Amylases are enzymes that break down starch or glycogen.
Amylases are produced by a variety of living organisms, ranging from bacteria to plants and humans. Bacteria and fungi secrete amylases to the outside of their cells to carry out extracellular digestion. When they have broken down the insoluble starch, the soluble end products such as (glucose or maltose) are absorbed into their cells. Amylases are classified based on how they break down starch molecules i. α-amylase (alpha-amylase) - Reduces the viscosity of starch by breaking down the bonds at random, therefore producing varied sized chains of glucose ii. ß-amylase (Beta-amylase) - Breaks the glucose-glucose bonds down by removing two glucose units at a time, thereby producing maltose
iii.
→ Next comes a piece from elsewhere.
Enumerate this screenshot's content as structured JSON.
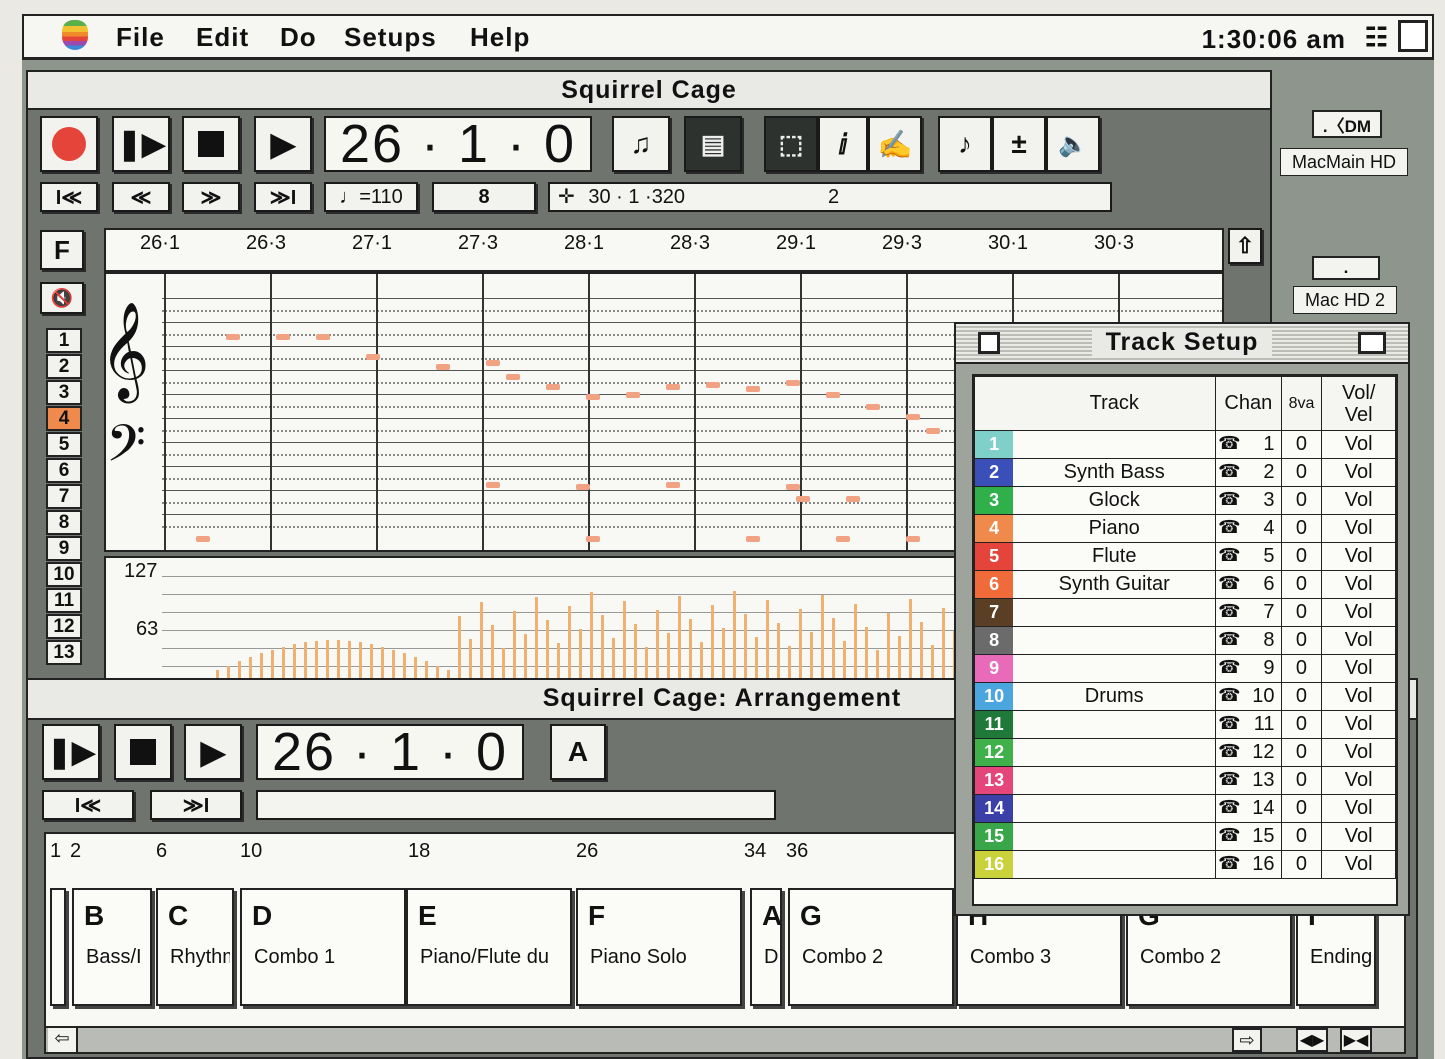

Amyloglucosidase (AMG) - Breaks successive bonds from the non-reducing end of the straight chain, producing glucose
Many microbial amylases usually contain a mixture of these amylases. Why bother about amylases?
Humans exploit microbial amylases for the following purposes: 1. High Fructose Corn syrup preparation
2. Additives to detergents for removing stains
3. Saccharification of starch for alcohol production
What organisms are responsible for amylase production?
Although many microorganisms produce this enzyme, the ones most commonly used for their industrial production are Bacillus subtilis, Bacillus licheniformis, Bacillus amyloliquifaciens and Aspergillus niger
General Lab Requirements:
• Autoclave or pressure cooker
• Hot Plate or Microwave oven
• Nutrient Agar powder
• Potato Dextrose Agar powder
• Soluble starch
• Weighing scales
• Spectrophotometer or colorimeter
• Water bath (Temperature controlled)
Materials per group of 4 students
• Hand trowel or disposable spoons
• Sterile pipettes (One each of 10 mL, 5 mL and 1 mL)
• Pipette pumps
• Six bottles of sterile water, containing 90 mL each
• Sterile Glass Petri dishes or Pre-sterilized disposable...
Please join StudyMode to read the full document